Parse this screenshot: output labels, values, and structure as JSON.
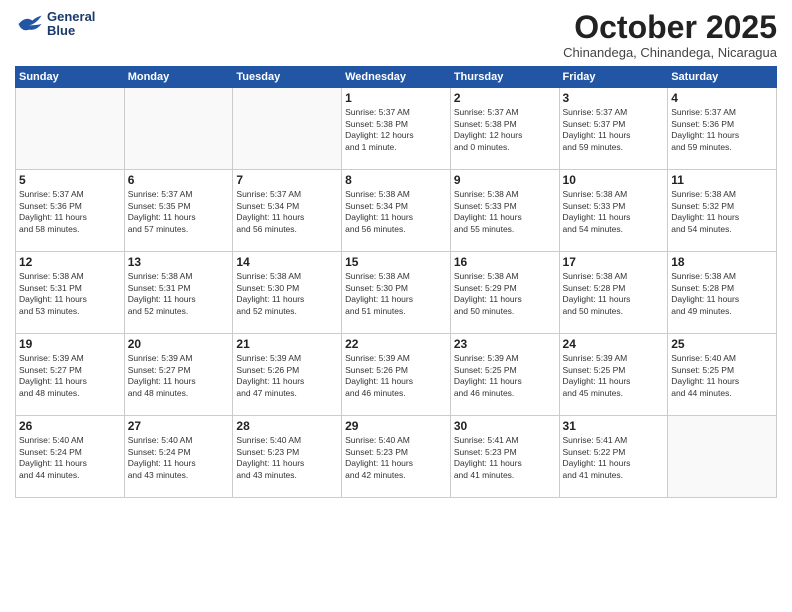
{
  "header": {
    "logo_line1": "General",
    "logo_line2": "Blue",
    "month": "October 2025",
    "location": "Chinandega, Chinandega, Nicaragua"
  },
  "weekdays": [
    "Sunday",
    "Monday",
    "Tuesday",
    "Wednesday",
    "Thursday",
    "Friday",
    "Saturday"
  ],
  "weeks": [
    [
      {
        "day": "",
        "info": ""
      },
      {
        "day": "",
        "info": ""
      },
      {
        "day": "",
        "info": ""
      },
      {
        "day": "1",
        "info": "Sunrise: 5:37 AM\nSunset: 5:38 PM\nDaylight: 12 hours\nand 1 minute."
      },
      {
        "day": "2",
        "info": "Sunrise: 5:37 AM\nSunset: 5:38 PM\nDaylight: 12 hours\nand 0 minutes."
      },
      {
        "day": "3",
        "info": "Sunrise: 5:37 AM\nSunset: 5:37 PM\nDaylight: 11 hours\nand 59 minutes."
      },
      {
        "day": "4",
        "info": "Sunrise: 5:37 AM\nSunset: 5:36 PM\nDaylight: 11 hours\nand 59 minutes."
      }
    ],
    [
      {
        "day": "5",
        "info": "Sunrise: 5:37 AM\nSunset: 5:36 PM\nDaylight: 11 hours\nand 58 minutes."
      },
      {
        "day": "6",
        "info": "Sunrise: 5:37 AM\nSunset: 5:35 PM\nDaylight: 11 hours\nand 57 minutes."
      },
      {
        "day": "7",
        "info": "Sunrise: 5:37 AM\nSunset: 5:34 PM\nDaylight: 11 hours\nand 56 minutes."
      },
      {
        "day": "8",
        "info": "Sunrise: 5:38 AM\nSunset: 5:34 PM\nDaylight: 11 hours\nand 56 minutes."
      },
      {
        "day": "9",
        "info": "Sunrise: 5:38 AM\nSunset: 5:33 PM\nDaylight: 11 hours\nand 55 minutes."
      },
      {
        "day": "10",
        "info": "Sunrise: 5:38 AM\nSunset: 5:33 PM\nDaylight: 11 hours\nand 54 minutes."
      },
      {
        "day": "11",
        "info": "Sunrise: 5:38 AM\nSunset: 5:32 PM\nDaylight: 11 hours\nand 54 minutes."
      }
    ],
    [
      {
        "day": "12",
        "info": "Sunrise: 5:38 AM\nSunset: 5:31 PM\nDaylight: 11 hours\nand 53 minutes."
      },
      {
        "day": "13",
        "info": "Sunrise: 5:38 AM\nSunset: 5:31 PM\nDaylight: 11 hours\nand 52 minutes."
      },
      {
        "day": "14",
        "info": "Sunrise: 5:38 AM\nSunset: 5:30 PM\nDaylight: 11 hours\nand 52 minutes."
      },
      {
        "day": "15",
        "info": "Sunrise: 5:38 AM\nSunset: 5:30 PM\nDaylight: 11 hours\nand 51 minutes."
      },
      {
        "day": "16",
        "info": "Sunrise: 5:38 AM\nSunset: 5:29 PM\nDaylight: 11 hours\nand 50 minutes."
      },
      {
        "day": "17",
        "info": "Sunrise: 5:38 AM\nSunset: 5:28 PM\nDaylight: 11 hours\nand 50 minutes."
      },
      {
        "day": "18",
        "info": "Sunrise: 5:38 AM\nSunset: 5:28 PM\nDaylight: 11 hours\nand 49 minutes."
      }
    ],
    [
      {
        "day": "19",
        "info": "Sunrise: 5:39 AM\nSunset: 5:27 PM\nDaylight: 11 hours\nand 48 minutes."
      },
      {
        "day": "20",
        "info": "Sunrise: 5:39 AM\nSunset: 5:27 PM\nDaylight: 11 hours\nand 48 minutes."
      },
      {
        "day": "21",
        "info": "Sunrise: 5:39 AM\nSunset: 5:26 PM\nDaylight: 11 hours\nand 47 minutes."
      },
      {
        "day": "22",
        "info": "Sunrise: 5:39 AM\nSunset: 5:26 PM\nDaylight: 11 hours\nand 46 minutes."
      },
      {
        "day": "23",
        "info": "Sunrise: 5:39 AM\nSunset: 5:25 PM\nDaylight: 11 hours\nand 46 minutes."
      },
      {
        "day": "24",
        "info": "Sunrise: 5:39 AM\nSunset: 5:25 PM\nDaylight: 11 hours\nand 45 minutes."
      },
      {
        "day": "25",
        "info": "Sunrise: 5:40 AM\nSunset: 5:25 PM\nDaylight: 11 hours\nand 44 minutes."
      }
    ],
    [
      {
        "day": "26",
        "info": "Sunrise: 5:40 AM\nSunset: 5:24 PM\nDaylight: 11 hours\nand 44 minutes."
      },
      {
        "day": "27",
        "info": "Sunrise: 5:40 AM\nSunset: 5:24 PM\nDaylight: 11 hours\nand 43 minutes."
      },
      {
        "day": "28",
        "info": "Sunrise: 5:40 AM\nSunset: 5:23 PM\nDaylight: 11 hours\nand 43 minutes."
      },
      {
        "day": "29",
        "info": "Sunrise: 5:40 AM\nSunset: 5:23 PM\nDaylight: 11 hours\nand 42 minutes."
      },
      {
        "day": "30",
        "info": "Sunrise: 5:41 AM\nSunset: 5:23 PM\nDaylight: 11 hours\nand 41 minutes."
      },
      {
        "day": "31",
        "info": "Sunrise: 5:41 AM\nSunset: 5:22 PM\nDaylight: 11 hours\nand 41 minutes."
      },
      {
        "day": "",
        "info": ""
      }
    ]
  ]
}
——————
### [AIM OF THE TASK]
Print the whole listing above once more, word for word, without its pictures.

### [TASK OUTPUT]
Parse this screenshot: output labels, values, and structure as JSON.
{
  "header": {
    "logo_line1": "General",
    "logo_line2": "Blue",
    "month": "October 2025",
    "location": "Chinandega, Chinandega, Nicaragua"
  },
  "weekdays": [
    "Sunday",
    "Monday",
    "Tuesday",
    "Wednesday",
    "Thursday",
    "Friday",
    "Saturday"
  ],
  "weeks": [
    [
      {
        "day": "",
        "info": ""
      },
      {
        "day": "",
        "info": ""
      },
      {
        "day": "",
        "info": ""
      },
      {
        "day": "1",
        "info": "Sunrise: 5:37 AM\nSunset: 5:38 PM\nDaylight: 12 hours\nand 1 minute."
      },
      {
        "day": "2",
        "info": "Sunrise: 5:37 AM\nSunset: 5:38 PM\nDaylight: 12 hours\nand 0 minutes."
      },
      {
        "day": "3",
        "info": "Sunrise: 5:37 AM\nSunset: 5:37 PM\nDaylight: 11 hours\nand 59 minutes."
      },
      {
        "day": "4",
        "info": "Sunrise: 5:37 AM\nSunset: 5:36 PM\nDaylight: 11 hours\nand 59 minutes."
      }
    ],
    [
      {
        "day": "5",
        "info": "Sunrise: 5:37 AM\nSunset: 5:36 PM\nDaylight: 11 hours\nand 58 minutes."
      },
      {
        "day": "6",
        "info": "Sunrise: 5:37 AM\nSunset: 5:35 PM\nDaylight: 11 hours\nand 57 minutes."
      },
      {
        "day": "7",
        "info": "Sunrise: 5:37 AM\nSunset: 5:34 PM\nDaylight: 11 hours\nand 56 minutes."
      },
      {
        "day": "8",
        "info": "Sunrise: 5:38 AM\nSunset: 5:34 PM\nDaylight: 11 hours\nand 56 minutes."
      },
      {
        "day": "9",
        "info": "Sunrise: 5:38 AM\nSunset: 5:33 PM\nDaylight: 11 hours\nand 55 minutes."
      },
      {
        "day": "10",
        "info": "Sunrise: 5:38 AM\nSunset: 5:33 PM\nDaylight: 11 hours\nand 54 minutes."
      },
      {
        "day": "11",
        "info": "Sunrise: 5:38 AM\nSunset: 5:32 PM\nDaylight: 11 hours\nand 54 minutes."
      }
    ],
    [
      {
        "day": "12",
        "info": "Sunrise: 5:38 AM\nSunset: 5:31 PM\nDaylight: 11 hours\nand 53 minutes."
      },
      {
        "day": "13",
        "info": "Sunrise: 5:38 AM\nSunset: 5:31 PM\nDaylight: 11 hours\nand 52 minutes."
      },
      {
        "day": "14",
        "info": "Sunrise: 5:38 AM\nSunset: 5:30 PM\nDaylight: 11 hours\nand 52 minutes."
      },
      {
        "day": "15",
        "info": "Sunrise: 5:38 AM\nSunset: 5:30 PM\nDaylight: 11 hours\nand 51 minutes."
      },
      {
        "day": "16",
        "info": "Sunrise: 5:38 AM\nSunset: 5:29 PM\nDaylight: 11 hours\nand 50 minutes."
      },
      {
        "day": "17",
        "info": "Sunrise: 5:38 AM\nSunset: 5:28 PM\nDaylight: 11 hours\nand 50 minutes."
      },
      {
        "day": "18",
        "info": "Sunrise: 5:38 AM\nSunset: 5:28 PM\nDaylight: 11 hours\nand 49 minutes."
      }
    ],
    [
      {
        "day": "19",
        "info": "Sunrise: 5:39 AM\nSunset: 5:27 PM\nDaylight: 11 hours\nand 48 minutes."
      },
      {
        "day": "20",
        "info": "Sunrise: 5:39 AM\nSunset: 5:27 PM\nDaylight: 11 hours\nand 48 minutes."
      },
      {
        "day": "21",
        "info": "Sunrise: 5:39 AM\nSunset: 5:26 PM\nDaylight: 11 hours\nand 47 minutes."
      },
      {
        "day": "22",
        "info": "Sunrise: 5:39 AM\nSunset: 5:26 PM\nDaylight: 11 hours\nand 46 minutes."
      },
      {
        "day": "23",
        "info": "Sunrise: 5:39 AM\nSunset: 5:25 PM\nDaylight: 11 hours\nand 46 minutes."
      },
      {
        "day": "24",
        "info": "Sunrise: 5:39 AM\nSunset: 5:25 PM\nDaylight: 11 hours\nand 45 minutes."
      },
      {
        "day": "25",
        "info": "Sunrise: 5:40 AM\nSunset: 5:25 PM\nDaylight: 11 hours\nand 44 minutes."
      }
    ],
    [
      {
        "day": "26",
        "info": "Sunrise: 5:40 AM\nSunset: 5:24 PM\nDaylight: 11 hours\nand 44 minutes."
      },
      {
        "day": "27",
        "info": "Sunrise: 5:40 AM\nSunset: 5:24 PM\nDaylight: 11 hours\nand 43 minutes."
      },
      {
        "day": "28",
        "info": "Sunrise: 5:40 AM\nSunset: 5:23 PM\nDaylight: 11 hours\nand 43 minutes."
      },
      {
        "day": "29",
        "info": "Sunrise: 5:40 AM\nSunset: 5:23 PM\nDaylight: 11 hours\nand 42 minutes."
      },
      {
        "day": "30",
        "info": "Sunrise: 5:41 AM\nSunset: 5:23 PM\nDaylight: 11 hours\nand 41 minutes."
      },
      {
        "day": "31",
        "info": "Sunrise: 5:41 AM\nSunset: 5:22 PM\nDaylight: 11 hours\nand 41 minutes."
      },
      {
        "day": "",
        "info": ""
      }
    ]
  ]
}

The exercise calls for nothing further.